=== Extracted records ===

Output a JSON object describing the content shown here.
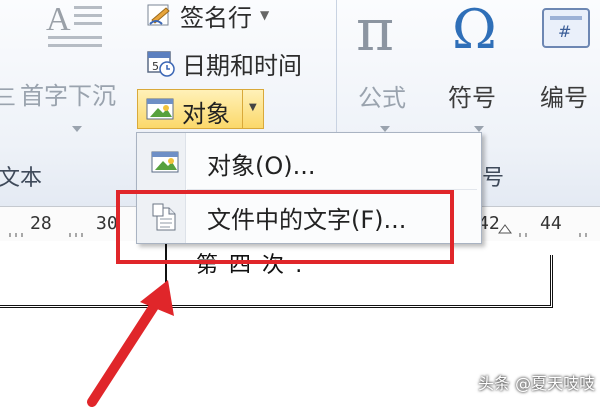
{
  "ribbon": {
    "signature_line_label": "签名行",
    "datetime_label": "日期和时间",
    "dropcap_label": "首字下沉",
    "object_button_label": "对象",
    "formula_label": "公式",
    "symbol_label": "符号",
    "number_label": "编号",
    "text_group_label": "文本",
    "symbol_group_label": "号",
    "pi_glyph": "π",
    "omega_glyph": "Ω",
    "number_glyph": "#"
  },
  "menu": {
    "items": [
      {
        "label": "对象(O)...",
        "icon": "object-icon"
      },
      {
        "label": "文件中的文字(F)...",
        "icon": "file-text-icon"
      }
    ]
  },
  "ruler": {
    "ticks": [
      "28",
      "30",
      "42",
      "44"
    ]
  },
  "document": {
    "visible_text": "第 四 次 :"
  },
  "watermark": "头条 @夏天吱吱",
  "colors": {
    "highlight": "#e0262a",
    "object_button_bg": "#fbe08a"
  }
}
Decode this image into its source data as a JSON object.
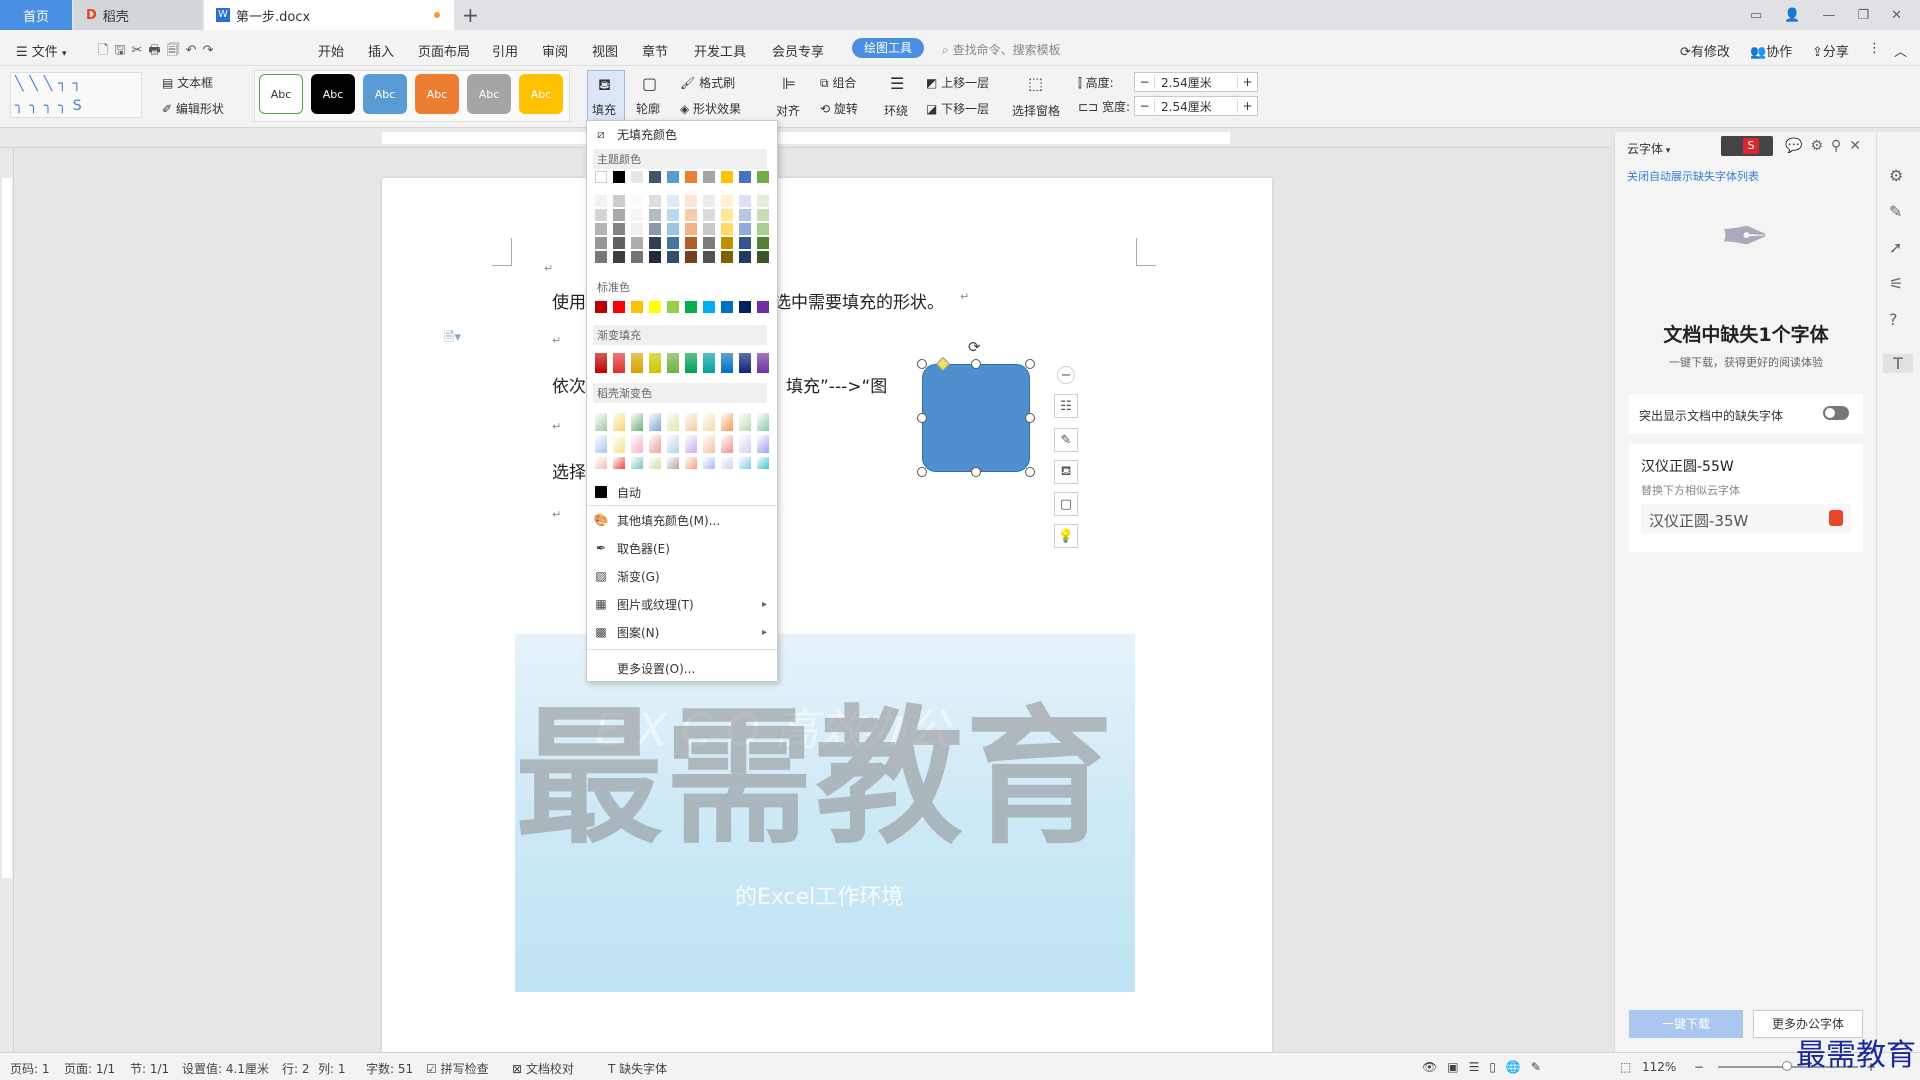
{
  "tabs": {
    "home": "首页",
    "docer": "稻壳",
    "doc": "第一步.docx"
  },
  "menu": {
    "file": "文件",
    "items": [
      "开始",
      "插入",
      "页面布局",
      "引用",
      "审阅",
      "视图",
      "章节",
      "开发工具",
      "会员专享"
    ],
    "drawing_tools": "绘图工具",
    "search_placeholder": "查找命令、搜索模板",
    "right": {
      "changes": "有修改",
      "collab": "协作",
      "share": "分享"
    }
  },
  "ribbon": {
    "textbox": "文本框",
    "edit_shape": "编辑形状",
    "style_label": "Abc",
    "fill": "填充",
    "outline": "轮廓",
    "format_painter": "格式刷",
    "shape_effects": "形状效果",
    "align": "对齐",
    "group": "组合",
    "rotate": "旋转",
    "wrap": "环绕",
    "bring_forward": "上移一层",
    "send_backward": "下移一层",
    "selection_pane": "选择窗格",
    "height_label": "高度:",
    "width_label": "宽度:",
    "height_value": "2.54厘米",
    "width_value": "2.54厘米"
  },
  "document": {
    "line1a": "使用 W",
    "line1b": "选中需要填充的形状。",
    "line2a": "依次点",
    "line2b": "填充”--->“图",
    "line3a": "选择",
    "banner_big": "最需教育",
    "banner_top": "E X C O  高效办公",
    "banner_sub": "的Excel工作环境"
  },
  "dropdown": {
    "no_fill": "无填充颜色",
    "theme_colors": "主题颜色",
    "standard_colors": "标准色",
    "gradient_fill": "渐变填充",
    "docer_gradient": "稻壳渐变色",
    "auto": "自动",
    "more_colors": "其他填充颜色(M)...",
    "eyedropper": "取色器(E)",
    "gradient": "渐变(G)",
    "picture_texture": "图片或纹理(T)",
    "pattern": "图案(N)",
    "more_settings": "更多设置(O)...",
    "theme_top": [
      "#ffffff",
      "#000000",
      "#e7e6e6",
      "#44546a",
      "#5b9bd5",
      "#ed7d31",
      "#a5a5a5",
      "#ffc000",
      "#4472c4",
      "#70ad47"
    ],
    "standard": [
      "#c00000",
      "#ff0000",
      "#ffc000",
      "#ffff00",
      "#92d050",
      "#00b050",
      "#00b0f0",
      "#0070c0",
      "#002060",
      "#7030a0"
    ],
    "gradient_row": [
      "#c00000",
      "#e0302e",
      "#d8a200",
      "#c8c800",
      "#70b040",
      "#00a050",
      "#00a0a0",
      "#0070c0",
      "#102080",
      "#7030a0"
    ]
  },
  "right_panel": {
    "cloud_font": "云字体",
    "close_auto": "关闭自动展示缺失字体列表",
    "missing_title": "文档中缺失1个字体",
    "missing_sub": "一键下载，获得更好的阅读体验",
    "highlight_toggle": "突出显示文档中的缺失字体",
    "font_name": "汉仪正圆-55W",
    "replace_hint": "替换下方相似云字体",
    "replacement": "汉仪正圆-35W",
    "download_btn": "一键下载",
    "more_fonts_btn": "更多办公字体"
  },
  "status": {
    "page_code": "页码: 1",
    "pages": "页面: 1/1",
    "section": "节: 1/1",
    "setting": "设置值: 4.1厘米",
    "row": "行: 2",
    "col": "列: 1",
    "words": "字数: 51",
    "spell": "拼写检查",
    "proof": "文档校对",
    "missing_font": "缺失字体",
    "zoom": "112%"
  },
  "watermark": "最需教育"
}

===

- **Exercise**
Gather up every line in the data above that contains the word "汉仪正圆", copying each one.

- **Result of this exercise**
    "font_name": "汉仪正圆-55W",
    "replacement": "汉仪正圆-35W",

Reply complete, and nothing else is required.